web analytics


Adventures in home cooking, baking and eating out mostly in the eastern suburbs of Melbourne. A bit of travelling, shopping, and having a good time.

View Full Profile →

Fridge Magnets

Kulinarya Cooking Challenge – Polvoron


The advantage to playing catch up is that I get to see what everyone else has done already, and just pick the one that looks the best (or easiest!), or that I have the ingredients for already. The disadvantage is that I’m already running out of days in the month that I promised myself to finish all of the current Kulinarya challenges… oh well. Nothing gets accomplished by whining, so let’s go!

Being me, I wanted to make this challenge as flexible as possible. Polvoron (milk powder candies) are my favourite Filipino candies, and they usually come in a few different types – “plain”, pinipig (rice bubbles), ube (purple yam), pretty typical Filipino flavours. I wanted to do try out a crazy Asian fusion idea, as well as a standard fallback that I knew the Doctor would like. They are crumbly, milky, and a little crunchy, perfect little mouth-size pieces that you somehow manage to finish the entire pack by yourself, leaving only happy memories and a pile of wrappers in front of you.

Cusinera of Busog! Sarap! (I’m Full! Delicious!) had a similar idea for her polvoron in making four different flavours, so I borrowed her recipe. Pity I couldn’t borrow her polvoron mould as well, so I had to improvise.


Ingredients (makes about 1kg polvoron mix)

2 cups plain flour, toasted
1 cup (225g) butter, melted
1 1/3 cup powdered full cream milk
1 1/2 cup white sugar

Additional flavours~(for 250g of polvoron mixture)

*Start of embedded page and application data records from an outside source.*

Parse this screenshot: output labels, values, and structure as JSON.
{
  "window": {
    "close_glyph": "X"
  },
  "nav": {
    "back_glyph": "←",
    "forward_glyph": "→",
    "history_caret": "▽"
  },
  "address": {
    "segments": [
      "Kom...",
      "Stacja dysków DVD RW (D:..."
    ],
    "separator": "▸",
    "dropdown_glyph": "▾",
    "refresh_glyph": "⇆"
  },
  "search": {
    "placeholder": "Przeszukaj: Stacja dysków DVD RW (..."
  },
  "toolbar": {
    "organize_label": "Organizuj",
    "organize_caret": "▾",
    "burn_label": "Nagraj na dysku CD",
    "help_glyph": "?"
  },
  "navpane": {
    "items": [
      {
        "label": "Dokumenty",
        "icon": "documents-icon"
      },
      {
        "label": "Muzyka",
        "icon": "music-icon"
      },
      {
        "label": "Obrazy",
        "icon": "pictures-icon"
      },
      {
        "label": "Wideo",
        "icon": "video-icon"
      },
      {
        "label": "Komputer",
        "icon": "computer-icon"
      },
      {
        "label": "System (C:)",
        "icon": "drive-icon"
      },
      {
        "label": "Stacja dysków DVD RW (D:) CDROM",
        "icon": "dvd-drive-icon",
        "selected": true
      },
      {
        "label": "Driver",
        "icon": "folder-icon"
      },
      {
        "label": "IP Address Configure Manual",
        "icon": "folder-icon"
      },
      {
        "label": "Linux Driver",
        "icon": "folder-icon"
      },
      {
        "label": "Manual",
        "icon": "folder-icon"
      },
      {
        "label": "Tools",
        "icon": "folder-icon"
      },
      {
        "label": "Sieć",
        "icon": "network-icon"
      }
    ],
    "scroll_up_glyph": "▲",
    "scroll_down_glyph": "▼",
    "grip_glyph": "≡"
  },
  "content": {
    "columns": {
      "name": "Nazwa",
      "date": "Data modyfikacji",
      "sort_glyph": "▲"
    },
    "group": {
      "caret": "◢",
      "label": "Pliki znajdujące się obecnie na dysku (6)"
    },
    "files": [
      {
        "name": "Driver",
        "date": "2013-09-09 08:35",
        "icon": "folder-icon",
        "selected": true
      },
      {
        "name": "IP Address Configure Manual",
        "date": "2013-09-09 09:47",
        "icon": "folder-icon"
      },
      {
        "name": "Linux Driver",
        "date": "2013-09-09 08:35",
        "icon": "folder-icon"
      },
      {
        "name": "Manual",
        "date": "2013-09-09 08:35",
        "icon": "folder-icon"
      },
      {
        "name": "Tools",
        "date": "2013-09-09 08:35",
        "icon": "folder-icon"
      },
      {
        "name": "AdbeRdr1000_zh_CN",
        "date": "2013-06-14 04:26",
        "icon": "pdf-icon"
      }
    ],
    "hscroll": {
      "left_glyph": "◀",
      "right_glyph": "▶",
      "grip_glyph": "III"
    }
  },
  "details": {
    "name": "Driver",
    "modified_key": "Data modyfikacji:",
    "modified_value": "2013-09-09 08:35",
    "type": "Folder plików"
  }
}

2 tbsp cocoa powder
2 tbsp matcha (green tea powder)
1/4 cup puffed rice bubbles


Toast the flour in a dry pan, stirring occasionally with a spatula. For this much flour, it took about 10 minutes for the flour to turn slightly brown, and to stop smelling like raw flour. Some people have described this smell as “nutty”, but to me, it just smells … cooked. Kind of like just-baked bread, but less mouth-watering.

Let the flour cool before mixing it with the other dry ingredients.


Add the melted butter to the dry ingredients, and mix it all in. Break up any lumps until you get a slightly moist mixture. Fancy restaurants would probably plate it like this with a creamy dessert, and call it “shortbread sand”, but we have a bit more work to do.

I weighed the mixture and divided it into four bowls.


For three of the bowls, I added one of additional ingredients each, and mixed them thoroughly. Since I didn’t have a polvoron mould, I squeezed them as flat and even as I could on baking paper, then put them into the fridge to set for about 20 minutes. I’d basically made huge polvorons!


While they were setting, I cut out cellophane wrappers in four different colours.

Then came the hard bit… cutting them into individual serving sizes. No matter what I used (cookie cutter, small plastic cup), the mix just shattered and crumbled.


So I grabbed my heavy chef’s knife, and cut up the block as best I could. The chocolate polvoron worked best, since the cocoa powder bound to the butter, making it more solid. You need to be forceful and decisive, chopping through in one quick action.

The end scraps basically got re-crumbled, re-formed, and re-set in the fridge. These subsequent batches were never as good as the first run, but hey – most of the fun of eating polvoron is pouring the broken ones straight into your mouth, and flailing helplessly at the person who’s just started talking to you.


I wrapped my polvoron like candies, folding the cellophane over, and twisting both ends. The Doctor advised me to make sure I twisted the ends in the same direction, so that you can just pull on them to unwrap it neatly. I just replied that polvorons were not about being neat!


So there you have it. I brought these to share for dinner at a friend’s house, and someone commented that they tasted kind of like Scottish shortbread. I’d never made that connection before, but if you think about it, the ingredient list is pretty much the same. And before I learnt to cook, I would make a poor substitute by eating milk powder or Milo straight out of the can (admit it – so did you!).

So, marameng salamat again to Ate Cusinera for the recipe, and yay to me for finishing another challenge!

6 comments to Kulinarya Cooking Challenge – Polvoron

Got a thought about this post? Leave a comment here!